Weirs, also known as check dams, are small dams used to collect water runoff from agricultural fields. Weirs are often the size of a drainage ditch, with a two-foot channel in the center for water drainage. The weirs are concrete can be moved to various locations in a drainage ditch.
“As water from agricultural fields drains, high concentrations of fertilizer nutrients, such as nitrogen and phosphorus, can be carried downstream,” said Robbie Kröger, assistant professor of aquatic sciences in the MSU Department of Wildlife, Fisheries and Aquaculture. “These nutrients promote algal production and microbial decomposition in downstream coastal ecosystems like the Gulf of Mexico, which in turn decreases vital oxygen levels.”

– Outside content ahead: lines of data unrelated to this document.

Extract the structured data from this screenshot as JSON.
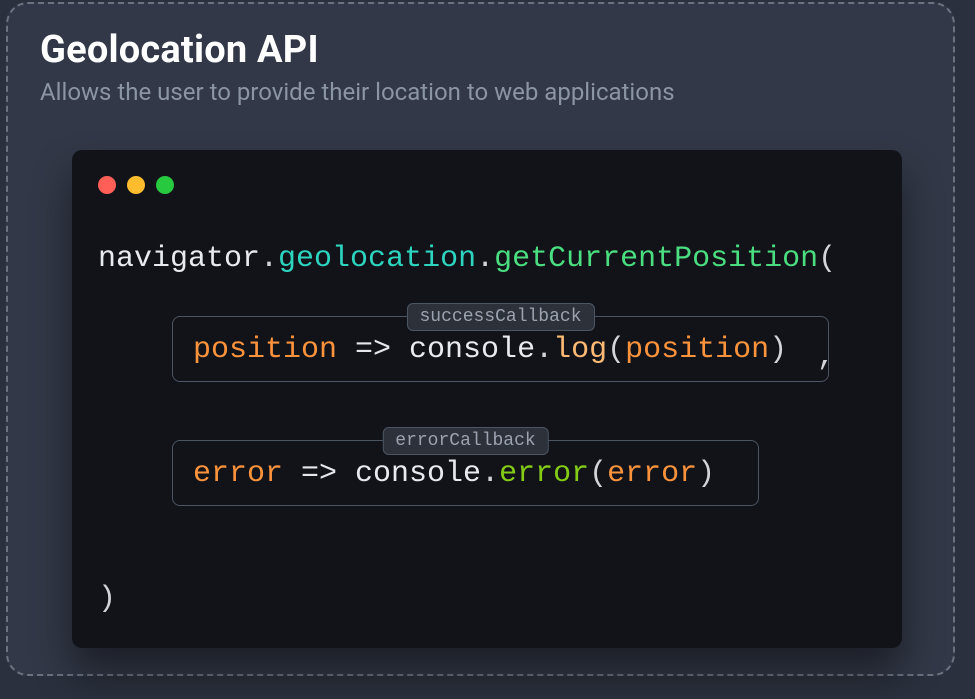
{
  "title": "Geolocation API",
  "subtitle": "Allows the user to provide their location to web applications",
  "code": {
    "line1": {
      "navigator": "navigator",
      "dot1": ".",
      "geolocation": "geolocation",
      "dot2": ".",
      "method": "getCurrentPosition",
      "open": "("
    },
    "callback1": {
      "label": "successCallback",
      "param": "position",
      "arrow": " => ",
      "console": "console",
      "dot": ".",
      "fn": "log",
      "open": "(",
      "arg": "position",
      "close": ")"
    },
    "comma": ",",
    "callback2": {
      "label": "errorCallback",
      "param": "error",
      "arrow": " => ",
      "console": "console",
      "dot": ".",
      "fn": "error",
      "open": "(",
      "arg": "error",
      "close": ")"
    },
    "close": ")"
  }
}
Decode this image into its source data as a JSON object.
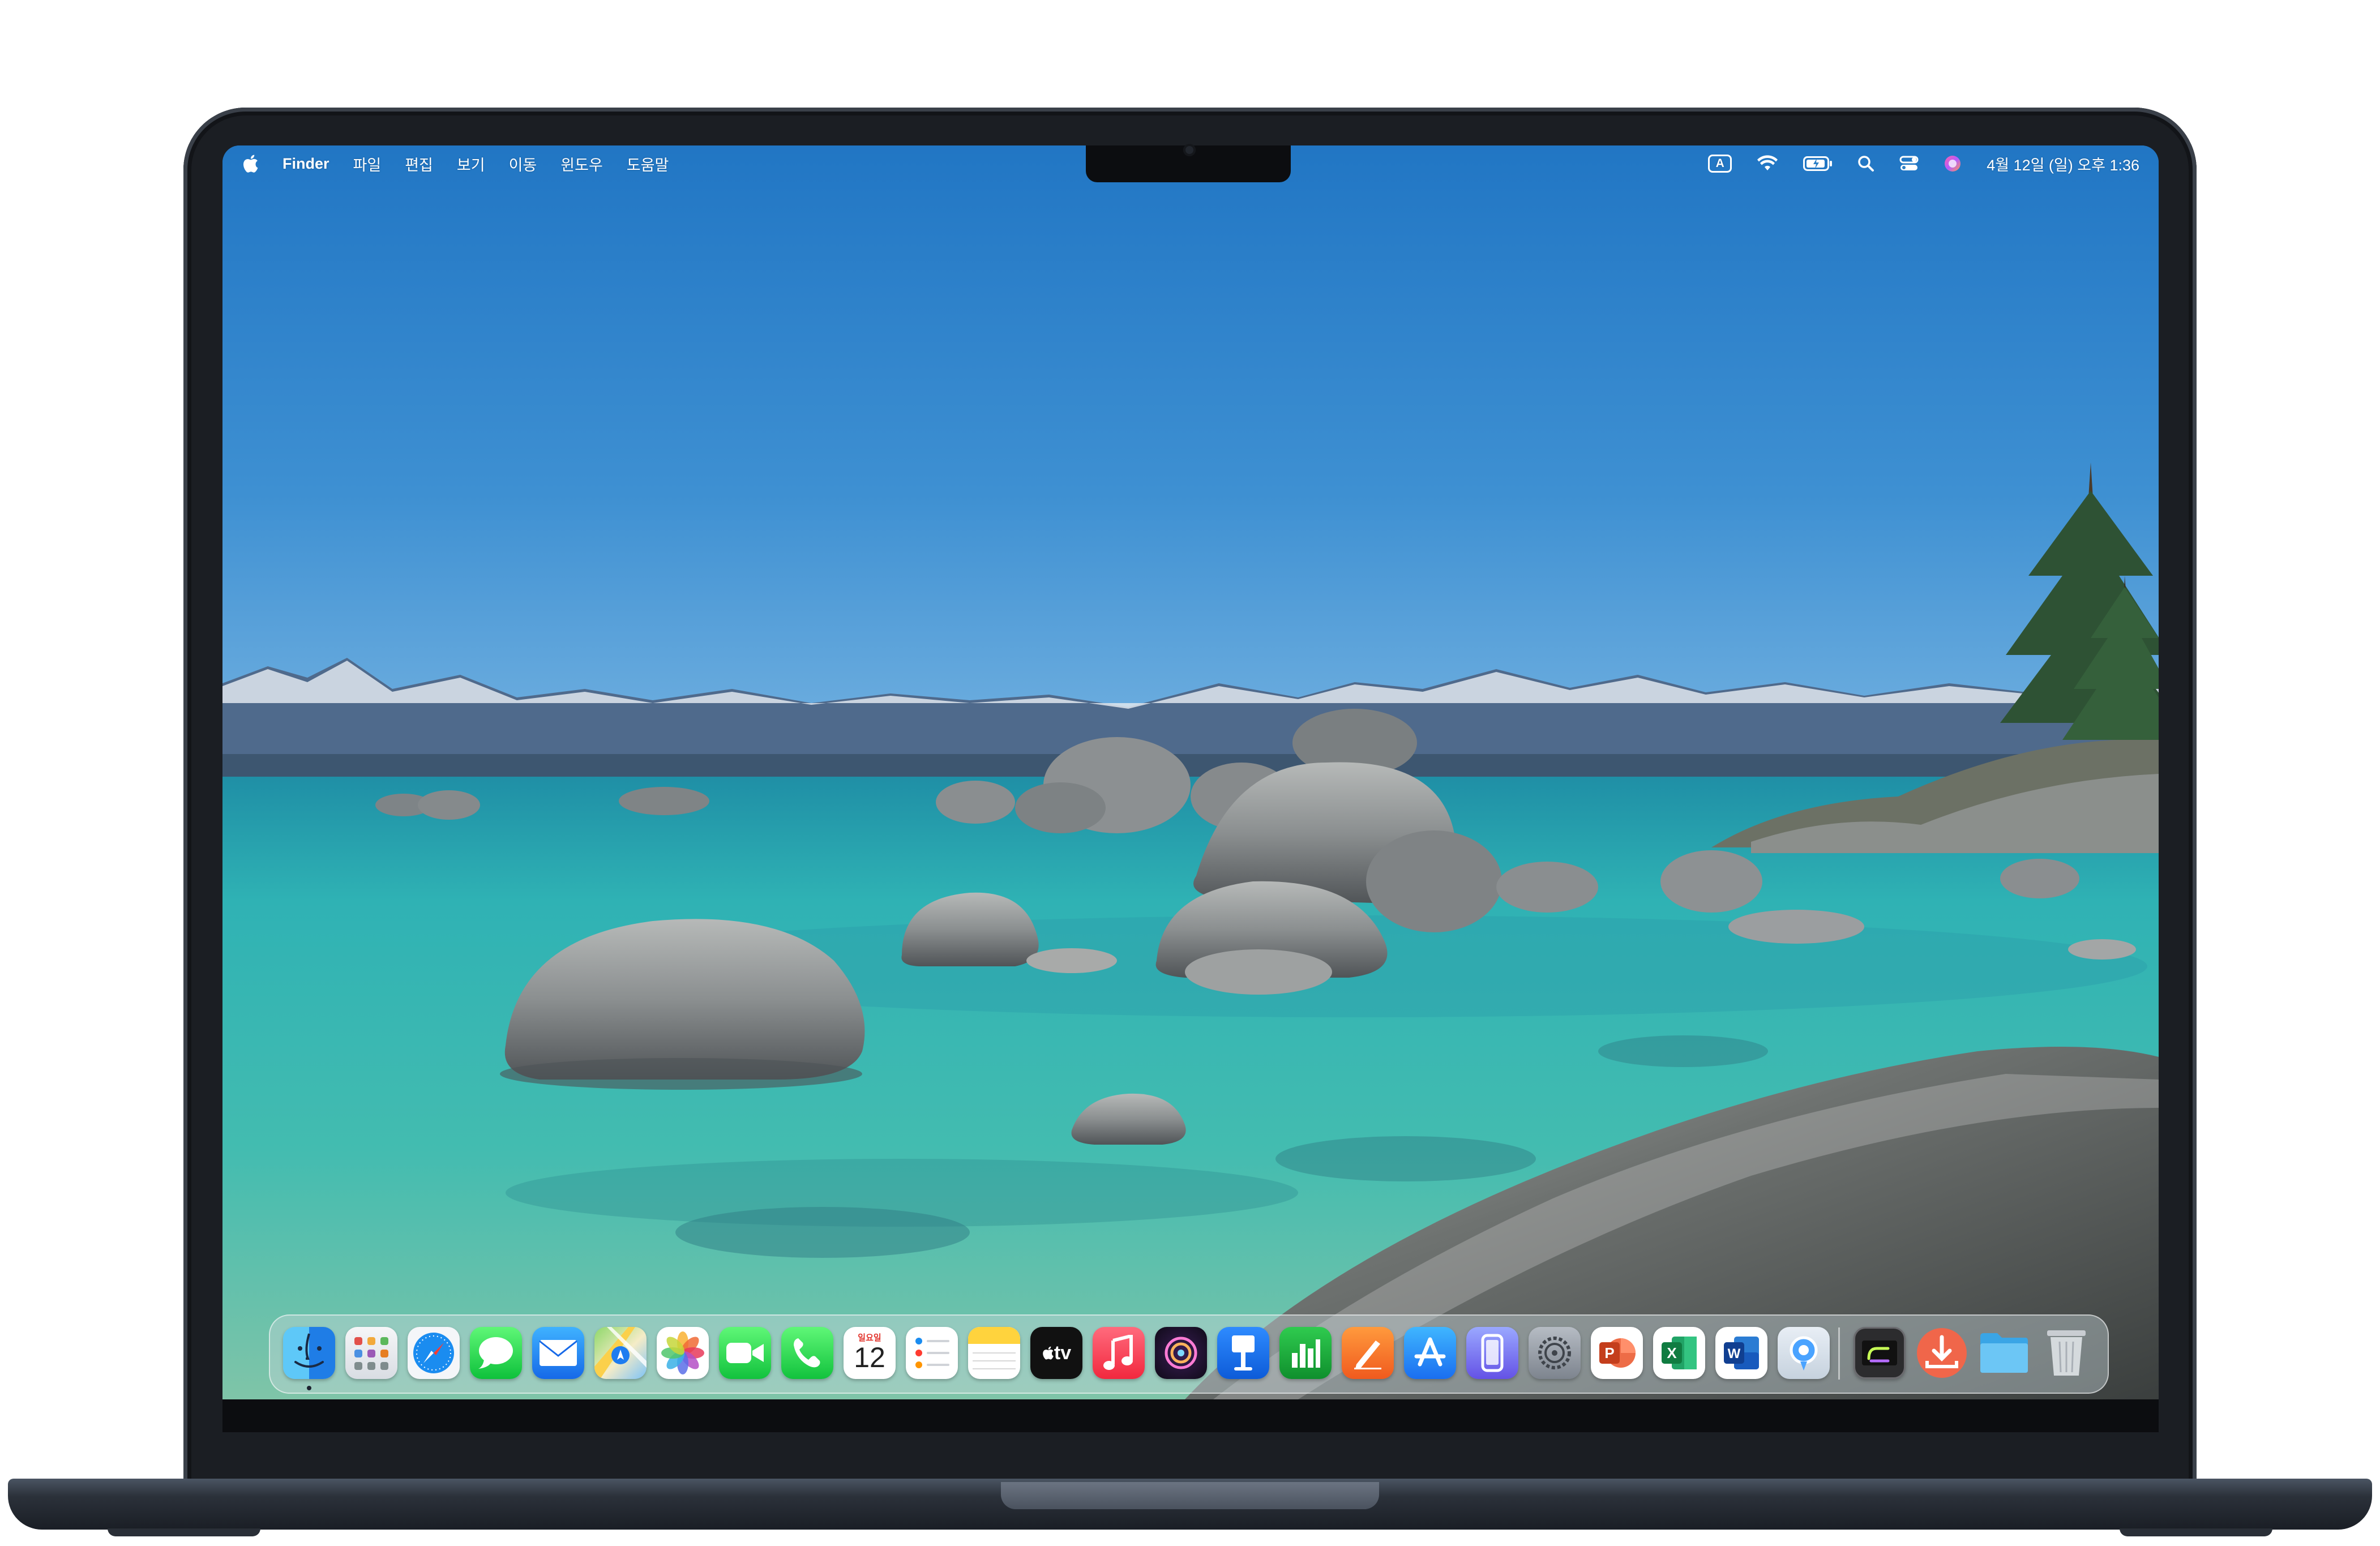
{
  "menubar": {
    "app_name": "Finder",
    "items": [
      "파일",
      "편집",
      "보기",
      "이동",
      "윈도우",
      "도움말"
    ],
    "input_indicator": "A",
    "clock": "4월 12일 (일) 오후 1:36"
  },
  "dock": {
    "apps": [
      {
        "name": "Finder",
        "icon": "finder-icon",
        "running": true
      },
      {
        "name": "Launchpad",
        "icon": "launchpad-icon"
      },
      {
        "name": "Safari",
        "icon": "safari-icon"
      },
      {
        "name": "Messages",
        "icon": "messages-icon"
      },
      {
        "name": "Mail",
        "icon": "mail-icon"
      },
      {
        "name": "Maps",
        "icon": "maps-icon"
      },
      {
        "name": "Photos",
        "icon": "photos-icon"
      },
      {
        "name": "FaceTime",
        "icon": "facetime-icon"
      },
      {
        "name": "Phone",
        "icon": "phone-icon"
      },
      {
        "name": "Calendar",
        "icon": "calendar-icon"
      },
      {
        "name": "Reminders",
        "icon": "reminders-icon"
      },
      {
        "name": "Notes",
        "icon": "notes-icon"
      },
      {
        "name": "TV",
        "icon": "tv-icon"
      },
      {
        "name": "Music",
        "icon": "music-icon"
      },
      {
        "name": "Creator Studio",
        "icon": "creator-icon"
      },
      {
        "name": "Keynote",
        "icon": "keynote-icon"
      },
      {
        "name": "Numbers",
        "icon": "numbers-icon"
      },
      {
        "name": "Pages",
        "icon": "pages-icon"
      },
      {
        "name": "App Store",
        "icon": "app-store-icon"
      },
      {
        "name": "iPhone Mirroring",
        "icon": "iphone-mirroring-icon"
      },
      {
        "name": "System Settings",
        "icon": "system-settings-icon"
      },
      {
        "name": "PowerPoint",
        "icon": "powerpoint-icon"
      },
      {
        "name": "Excel",
        "icon": "excel-icon"
      },
      {
        "name": "Word",
        "icon": "word-icon"
      },
      {
        "name": "Preview",
        "icon": "preview-icon"
      },
      {
        "name": "Terminal",
        "icon": "terminal-icon"
      },
      {
        "name": "Downloader",
        "icon": "downloader-icon"
      },
      {
        "name": "Downloads Folder",
        "icon": "folder-icon"
      },
      {
        "name": "Trash",
        "icon": "trash-icon"
      }
    ],
    "calendar": {
      "month": "일요일",
      "day": "12"
    },
    "tv_label": "tv"
  },
  "colors": {
    "sky": "#2b7fc6",
    "water": "#36b7b4",
    "rock": "#8a8e91",
    "dock_glass": "#c8d6dc"
  }
}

Farmers throughout the Delta have been protecting water quality for years and are now using weirs as a low-cost method to immediately reduce nutrient runoff.
Most agricultural land is drained through a slotted riser that can be boarded to retain water within the drainage ditch. A pipe drains away the water.
“Several weirs can be stair-stepped throughout the drainage ditch to provide maximum nutrient retention,” Kröger said.
Wherever a weir is installed, water collects to form a miniature wetland, which may improve crop yields by adding moisture to the field.
Funded by the Mississippi-Alabama Sea Grant Consortium, the study evaluated the impact of low-grade weirs in an experimental design.
Results indicated that the weirs removed contaminants effectively. Weirs and outlets alone, however, cannot reduce nutrients. Vegetation is needed to absorb and retain nutrients.
A new project funded by the Environmental Protection Agency’s Gulf of Mexico Program Office is evaluating how weirs, slotted pipes and vegetation drainage ditches contribute to overall watershed nutrient reductions.